We’ve been to the theatre…in the garden. Not our garden, but one that belongs to our local inn. Not just any old inn, but a really really old one. The Pilot Inn, which was built in the early 1800s, is considered the oldest (or at least one of the oldest) buildings on the Greenwich peninsula.
Anyway, it’s pretty nice and obviously run by some clever people. For the past few years, The Pilot Inn has had the smart idea of becoming a purveyor of cultural sustenance — along with the food and drink it normally serves up. I’ve been to ‘Shakespeare in the Garden’ two years running at The Pilot and can attest that the pandemic has given this outdoor theatre a unique piquancy.
For those who do not know, Shakespeare in the Garden has been around for a decade. A female-led theatre company Open Bar takes plays all over England. In London last year, they turned up at The Pilot, The Plough Inn (Ealing), The Anglers (Teddington), The Rose and Crown (Ealing), The Turk’s Head (Twickenham), and The Duke of Kent (Ealing).
At £18 a head, tickets aren’t West End prices — but then we aren’t in a West End theatre and there’s always the chance of rain. Last year, as we watched ‘The Tempest’, the heavens opened up and we had to huddle under quasi rain-capes and ponder the “sweet uses of adversity”. The Bard assured us it was so, but there really didn’t seem any particular reason to believe him.
Last night’s performance was ‘As You Like It’ and though it was the same theatre company, the cast was different from last year except for Open Bar’s co-founder Vicky Gaskin. Last year, we saw Ms Gaskin as Caliban in The Tempest. Last night, she was the fool and a bunch of other things. We didn’t know the rest of the cast, one of whom was so new as to have only just graduated from drama school. On balance, Open Bar’s ‘As You Like It’ was not quite as slick as ‘The Tempest’.
Last night’s performance was, as someone commented, at “the level of good community theatre” rather than the assured formal grace and verve of the Royal Shakespeare Company.

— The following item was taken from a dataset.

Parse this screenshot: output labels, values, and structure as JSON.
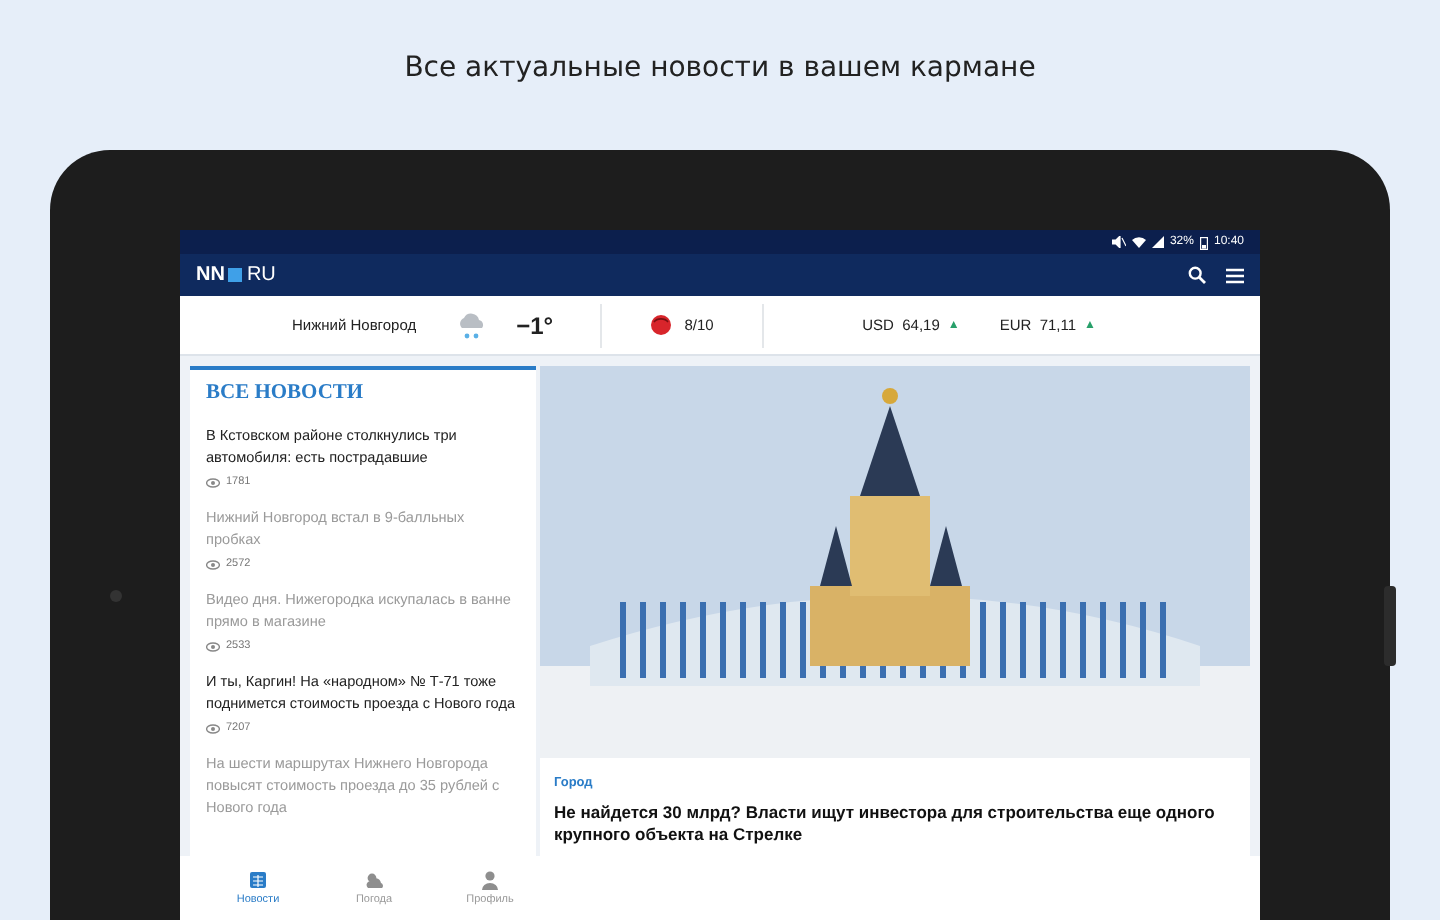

That said, I think Open Bar does, in general terms, live up to its promise to serve Shakespeare “like a cool frothy pint on a sunny day: it’s refreshing, comforting and will have you singing all the way home”.